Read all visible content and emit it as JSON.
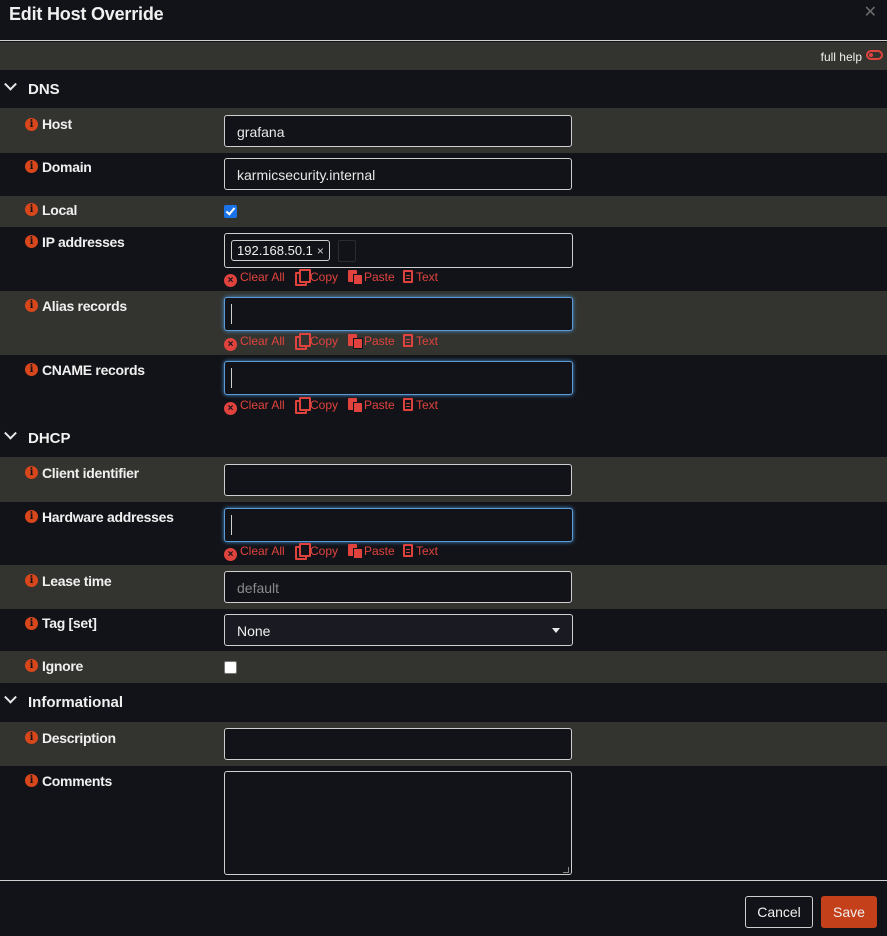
{
  "dialog": {
    "title": "Edit Host Override"
  },
  "help": {
    "label": "full help"
  },
  "sections": {
    "dns": "DNS",
    "dhcp": "DHCP",
    "informational": "Informational"
  },
  "fields": {
    "host": {
      "label": "Host",
      "value": "grafana"
    },
    "domain": {
      "label": "Domain",
      "value": "karmicsecurity.internal"
    },
    "local": {
      "label": "Local",
      "checked": true
    },
    "ip_addresses": {
      "label": "IP addresses",
      "tags": [
        "192.168.50.1"
      ]
    },
    "alias_records": {
      "label": "Alias records"
    },
    "cname_records": {
      "label": "CNAME records"
    },
    "client_identifier": {
      "label": "Client identifier",
      "value": ""
    },
    "hardware_addresses": {
      "label": "Hardware addresses"
    },
    "lease_time": {
      "label": "Lease time",
      "placeholder": "default"
    },
    "tag_set": {
      "label": "Tag [set]",
      "selected": "None"
    },
    "ignore": {
      "label": "Ignore",
      "checked": false
    },
    "description": {
      "label": "Description",
      "value": ""
    },
    "comments": {
      "label": "Comments",
      "value": ""
    }
  },
  "token_actions": {
    "clear_all": "Clear All",
    "copy": "Copy",
    "paste": "Paste",
    "text": "Text"
  },
  "buttons": {
    "cancel": "Cancel",
    "save": "Save"
  },
  "icons": {
    "close": "close-icon",
    "info": "info-icon",
    "chevron": "chevron-down-icon",
    "toggle": "toggle-icon"
  },
  "colors": {
    "background": "#121318",
    "row_alt": "#33342f",
    "accent": "#d7471b",
    "action": "#e0433e",
    "save_button": "#c4401a",
    "checkbox": "#1a73e8"
  }
}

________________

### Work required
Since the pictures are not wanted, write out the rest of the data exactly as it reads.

### Result of this task
Read all visible content and emit it as JSON.
{
  "dialog": {
    "title": "Edit Host Override"
  },
  "help": {
    "label": "full help"
  },
  "sections": {
    "dns": "DNS",
    "dhcp": "DHCP",
    "informational": "Informational"
  },
  "fields": {
    "host": {
      "label": "Host",
      "value": "grafana"
    },
    "domain": {
      "label": "Domain",
      "value": "karmicsecurity.internal"
    },
    "local": {
      "label": "Local",
      "checked": true
    },
    "ip_addresses": {
      "label": "IP addresses",
      "tags": [
        "192.168.50.1"
      ]
    },
    "alias_records": {
      "label": "Alias records"
    },
    "cname_records": {
      "label": "CNAME records"
    },
    "client_identifier": {
      "label": "Client identifier",
      "value": ""
    },
    "hardware_addresses": {
      "label": "Hardware addresses"
    },
    "lease_time": {
      "label": "Lease time",
      "placeholder": "default"
    },
    "tag_set": {
      "label": "Tag [set]",
      "selected": "None"
    },
    "ignore": {
      "label": "Ignore",
      "checked": false
    },
    "description": {
      "label": "Description",
      "value": ""
    },
    "comments": {
      "label": "Comments",
      "value": ""
    }
  },
  "token_actions": {
    "clear_all": "Clear All",
    "copy": "Copy",
    "paste": "Paste",
    "text": "Text"
  },
  "buttons": {
    "cancel": "Cancel",
    "save": "Save"
  },
  "icons": {
    "close": "close-icon",
    "info": "info-icon",
    "chevron": "chevron-down-icon",
    "toggle": "toggle-icon"
  },
  "colors": {
    "background": "#121318",
    "row_alt": "#33342f",
    "accent": "#d7471b",
    "action": "#e0433e",
    "save_button": "#c4401a",
    "checkbox": "#1a73e8"
  }
}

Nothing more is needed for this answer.